Reminiscence of James Greenacre From a Family Ranch
at Box Elder Canyon in the early 1900s
Interviewer: Charlene Tresner
"I can remember our old barn up on the ranch (at Box Elder Canyon in the early 1900s). Barn doors-that's where they kept track of the books. And you could go there and see all these pencil marks. Such as, 'SOLD: so many horses, so many cows.' Then, 'brought in so many.' Then, '1000 sheep went to so and so.' That's where they kept the books, right on the barn door."
"And no wonder when my father went into the business and he said 'What's that?' when they opened up the ledger. It was very hard for him. He kept books on the barn door and then the barn burned down and there went a record. I'd love to still have just one of those doors. Yeah, it would be a real family treasure. But that's the way they used to do it. You'd make a deal with a guy saying, 'How much hay is in that stack?' 'Well, that's 20 tons.' 'Okay, how much is it?' 'Okay', shake hands and the deal went through. The only reason the deal wouldn't go through would be the man would die. If the husband had told his wife that he'd made this deal, she'd stand behind it."
"Nowadays you have to have a lawyer, go to the courthouse, get it all signed."
"There's nothing like an honest-to-goodness handshake. I'm sure women would shake hands over things too . . . That's just the way it worked out. Didn't have to get in a hassle over it."
(The Greenacre's interview is nearly 100 pages long and contains many details about the Greenacre, Brollier and Watrous families and life in Fort Collins in the early 1900s. Find the complete interview in the Archive's oral history collection.)

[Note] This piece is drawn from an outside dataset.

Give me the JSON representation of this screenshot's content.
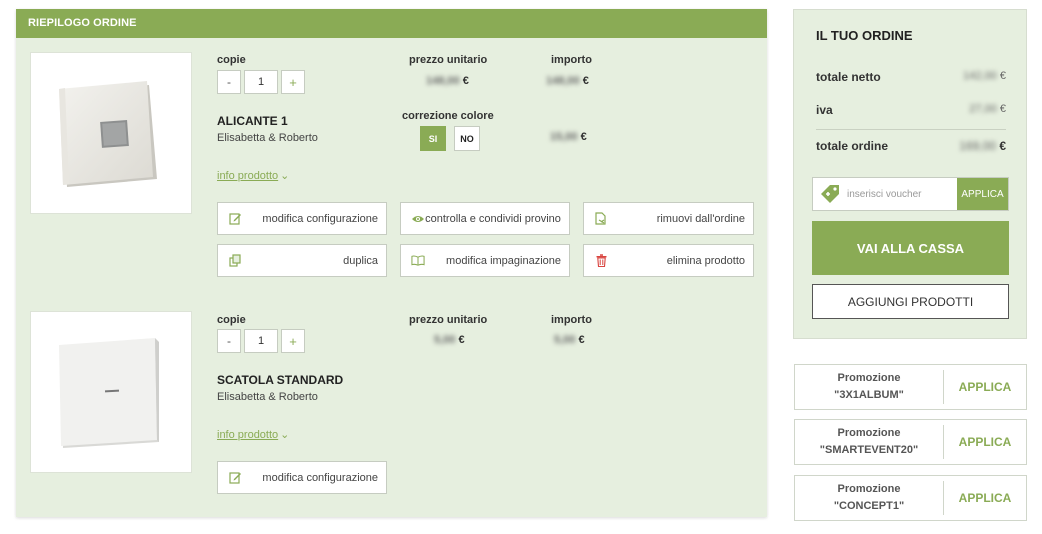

Preserving the history of Fort Collins, Colorado & the Cache la Poudre region